> [TASK REQUIREMENTS]
Copy out all of the data that follows, exactly as it appears.

Data records:

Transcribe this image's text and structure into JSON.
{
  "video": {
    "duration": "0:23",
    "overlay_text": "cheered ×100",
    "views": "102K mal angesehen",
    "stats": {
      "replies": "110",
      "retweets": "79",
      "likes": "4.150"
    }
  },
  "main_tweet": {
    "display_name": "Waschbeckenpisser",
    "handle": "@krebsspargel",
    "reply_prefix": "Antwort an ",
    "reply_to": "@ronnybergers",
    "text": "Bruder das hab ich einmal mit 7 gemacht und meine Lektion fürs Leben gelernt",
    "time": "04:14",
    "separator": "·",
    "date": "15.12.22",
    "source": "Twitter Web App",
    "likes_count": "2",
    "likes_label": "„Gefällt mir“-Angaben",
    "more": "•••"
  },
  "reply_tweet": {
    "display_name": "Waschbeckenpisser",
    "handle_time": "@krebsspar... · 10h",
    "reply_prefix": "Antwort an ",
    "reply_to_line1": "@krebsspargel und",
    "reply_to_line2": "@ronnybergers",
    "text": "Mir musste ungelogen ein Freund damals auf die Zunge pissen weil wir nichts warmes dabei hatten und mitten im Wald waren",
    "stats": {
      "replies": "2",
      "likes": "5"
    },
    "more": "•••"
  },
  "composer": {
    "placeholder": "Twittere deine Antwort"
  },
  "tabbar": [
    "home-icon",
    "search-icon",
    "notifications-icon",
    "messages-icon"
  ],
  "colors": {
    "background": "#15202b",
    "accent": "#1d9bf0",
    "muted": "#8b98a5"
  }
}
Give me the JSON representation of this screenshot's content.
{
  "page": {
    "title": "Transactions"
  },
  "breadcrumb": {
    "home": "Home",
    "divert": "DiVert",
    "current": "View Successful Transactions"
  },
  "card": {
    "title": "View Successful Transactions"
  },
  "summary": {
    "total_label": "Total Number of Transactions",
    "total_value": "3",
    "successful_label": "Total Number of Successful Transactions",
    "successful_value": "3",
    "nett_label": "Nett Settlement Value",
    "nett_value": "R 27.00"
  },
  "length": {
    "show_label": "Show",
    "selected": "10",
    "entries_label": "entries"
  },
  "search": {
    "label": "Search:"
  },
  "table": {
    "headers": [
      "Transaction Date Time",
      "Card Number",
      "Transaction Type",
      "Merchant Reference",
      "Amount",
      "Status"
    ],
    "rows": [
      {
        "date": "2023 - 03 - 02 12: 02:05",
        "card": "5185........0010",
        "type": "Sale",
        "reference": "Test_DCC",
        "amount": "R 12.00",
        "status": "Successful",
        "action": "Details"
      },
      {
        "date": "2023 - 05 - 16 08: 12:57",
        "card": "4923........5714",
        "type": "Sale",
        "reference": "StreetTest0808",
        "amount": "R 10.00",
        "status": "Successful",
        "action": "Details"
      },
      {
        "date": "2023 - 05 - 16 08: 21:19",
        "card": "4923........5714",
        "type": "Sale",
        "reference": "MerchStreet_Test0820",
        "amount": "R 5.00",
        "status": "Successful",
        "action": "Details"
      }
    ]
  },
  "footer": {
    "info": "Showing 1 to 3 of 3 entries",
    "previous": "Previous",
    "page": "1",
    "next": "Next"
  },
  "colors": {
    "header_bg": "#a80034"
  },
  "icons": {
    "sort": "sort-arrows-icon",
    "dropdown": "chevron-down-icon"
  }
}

> [SOLVED PROBLEM]
Transcribe this image's text and structure into JSON.
{
  "video": {
    "duration": "0:23",
    "overlay_text": "cheered ×100",
    "views": "102K mal angesehen",
    "stats": {
      "replies": "110",
      "retweets": "79",
      "likes": "4.150"
    }
  },
  "main_tweet": {
    "display_name": "Waschbeckenpisser",
    "handle": "@krebsspargel",
    "reply_prefix": "Antwort an ",
    "reply_to": "@ronnybergers",
    "text": "Bruder das hab ich einmal mit 7 gemacht und meine Lektion fürs Leben gelernt",
    "time": "04:14",
    "separator": "·",
    "date": "15.12.22",
    "source": "Twitter Web App",
    "likes_count": "2",
    "likes_label": "„Gefällt mir“-Angaben",
    "more": "•••"
  },
  "reply_tweet": {
    "display_name": "Waschbeckenpisser",
    "handle_time": "@krebsspar... · 10h",
    "reply_prefix": "Antwort an ",
    "reply_to_line1": "@krebsspargel und",
    "reply_to_line2": "@ronnybergers",
    "text": "Mir musste ungelogen ein Freund damals auf die Zunge pissen weil wir nichts warmes dabei hatten und mitten im Wald waren",
    "stats": {
      "replies": "2",
      "likes": "5"
    },
    "more": "•••"
  },
  "composer": {
    "placeholder": "Twittere deine Antwort"
  },
  "tabbar": [
    "home-icon",
    "search-icon",
    "notifications-icon",
    "messages-icon"
  ],
  "colors": {
    "background": "#15202b",
    "accent": "#1d9bf0",
    "muted": "#8b98a5"
  }
}
Give me the JSON representation of this screenshot's content.
{
  "page": {
    "title": "Transactions"
  },
  "breadcrumb": {
    "home": "Home",
    "divert": "DiVert",
    "current": "View Successful Transactions"
  },
  "card": {
    "title": "View Successful Transactions"
  },
  "summary": {
    "total_label": "Total Number of Transactions",
    "total_value": "3",
    "successful_label": "Total Number of Successful Transactions",
    "successful_value": "3",
    "nett_label": "Nett Settlement Value",
    "nett_value": "R 27.00"
  },
  "length": {
    "show_label": "Show",
    "selected": "10",
    "entries_label": "entries"
  },
  "search": {
    "label": "Search:"
  },
  "table": {
    "headers": [
      "Transaction Date Time",
      "Card Number",
      "Transaction Type",
      "Merchant Reference",
      "Amount",
      "Status"
    ],
    "rows": [
      {
        "date": "2023 - 03 - 02 12: 02:05",
        "card": "5185........0010",
        "type": "Sale",
        "reference": "Test_DCC",
        "amount": "R 12.00",
        "status": "Successful",
        "action": "Details"
      },
      {
        "date": "2023 - 05 - 16 08: 12:57",
        "card": "4923........5714",
        "type": "Sale",
        "reference": "StreetTest0808",
        "amount": "R 10.00",
        "status": "Successful",
        "action": "Details"
      },
      {
        "date": "2023 - 05 - 16 08: 21:19",
        "card": "4923........5714",
        "type": "Sale",
        "reference": "MerchStreet_Test0820",
        "amount": "R 5.00",
        "status": "Successful",
        "action": "Details"
      }
    ]
  },
  "footer": {
    "info": "Showing 1 to 3 of 3 entries",
    "previous": "Previous",
    "page": "1",
    "next": "Next"
  },
  "colors": {
    "header_bg": "#a80034"
  },
  "icons": {
    "sort": "sort-arrows-icon",
    "dropdown": "chevron-down-icon"
  }
}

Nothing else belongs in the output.